The CAB was originally planned as a ribbon which was to have been known as the "Combat Recognition Ribbon". However, as ribbons are generally seen as less prestigious than medals and badges, the CAB was then proposed as the "Close Combat Badge" (or CCB), thus granting the award badge status vice ribbon. This was to be a combat award only for soldiers who did not hold the infantry military occupational specialty (MOS), but who were deployed specifically to fulfill an infantry duty. This was in response to the large number of non-infantry (tank crews, for example) who were deployed to Iraq in support of Operation Iraqi Freedom and whose units were reorganized to function as infantry (motorized or light) due to the lack of need for tanks and shortage of infantry.

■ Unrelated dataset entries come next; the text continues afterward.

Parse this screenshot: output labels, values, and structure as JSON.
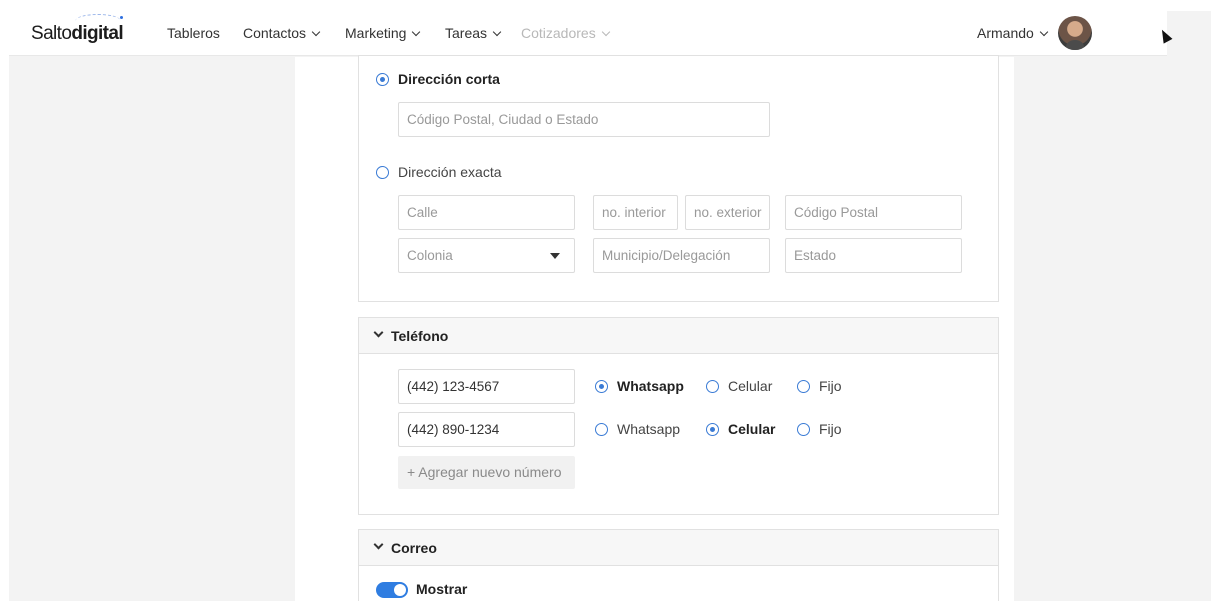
{
  "brand": {
    "name_part1": "Salto",
    "name_part2": "digital",
    "accent": "#2f6fe0"
  },
  "nav": {
    "items": [
      {
        "label": "Tableros",
        "dropdown": false,
        "disabled": false
      },
      {
        "label": "Contactos",
        "dropdown": true,
        "disabled": false
      },
      {
        "label": "Marketing",
        "dropdown": true,
        "disabled": false
      },
      {
        "label": "Tareas",
        "dropdown": true,
        "disabled": false
      },
      {
        "label": "Cotizadores",
        "dropdown": true,
        "disabled": true
      }
    ],
    "user_name": "Armando"
  },
  "address": {
    "short_option": {
      "label": "Dirección corta",
      "selected": true
    },
    "short_field": {
      "placeholder": "Código Postal, Ciudad o Estado"
    },
    "exact_option": {
      "label": "Dirección exacta",
      "selected": false
    },
    "fields": {
      "calle": "Calle",
      "interior": "no. interior",
      "exterior": "no. exterior",
      "cp": "Código Postal",
      "colonia": "Colonia",
      "municipio": "Municipio/Delegación",
      "estado": "Estado"
    }
  },
  "phone": {
    "section_title": "Teléfono",
    "numbers": [
      {
        "value": "(442) 123-4567",
        "types": [
          "Whatsapp",
          "Celular",
          "Fijo"
        ],
        "selected": "Whatsapp"
      },
      {
        "value": "(442) 890-1234",
        "types": [
          "Whatsapp",
          "Celular",
          "Fijo"
        ],
        "selected": "Celular"
      }
    ],
    "add_label": "+ Agregar nuevo número"
  },
  "email": {
    "section_title": "Correo",
    "show_toggle_label": "Mostrar",
    "show_toggle_on": true
  },
  "colors": {
    "primary": "#3a7bd5",
    "toggle": "#2f7de1",
    "page_bg": "#f3f3f3"
  }
}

The change from the Close Combat Badge to the CAB may have come about thanks to a question put to Donald Rumsfeld in an April 2005 Afghanistan town hall meeting by a female military policeman as to why the CCB would not include military police soldiers in its awarding criteria despite the combat nature of the military police's job in Afghanistan and Iraq's 360-degree battlefield.[3]

The CAB was approved on May 2, 2005, and was retroactively awarded to soldiers who engaged in combat after September 18, 2001.[4] On June 29, 2005, General Peter J. Schoomaker awarded the badge for the first time to Sergeants April Pashley, Michael Buyas, Manuel J. Montano, Timothy Gustafson and Sean Steans.[5] Over one hundred thousand badges have been awarded since the creation of the award.[6]

Most commanders do not issue this award to qualified soldiers unless they are directly engaged in combat. Notably, it is granted exclusively for contact with enemy combatants, so actions by noncombatants like detainees or rioting civilians do not qualify. Soldier must be personally present and actively engaging or being engaged by the enemy, and performing satisfactorily in accordance with the prescribed rules of engagement. There is no specific requirement for the enemy hostile contact to be direct.[7]

The award is not available to U.S. Army combat veterans of previous conflicts.

See also[edit]

References[edit]

  1. ^ Army Regulation 600-8-22 Military Awards (24 June 2013). Table 8-1, U.S. Army Badges and Tabs: Orders of precedence. p. 120
  2. ^ Army Regulation 600-8-22 Military Awards (24 June 2013).
  3. ^ Secretary Rumsfeld Townhall Meeting in Kandahar, Afghanistan
  4. ^ Combat Action Badge
  5. ^ Combat Action Badge first awarded
  6. ^ Combat Action Badge
  7. ^ Army Regulation 600-8-22 Military Awards (24 June 2013).

External links[edit]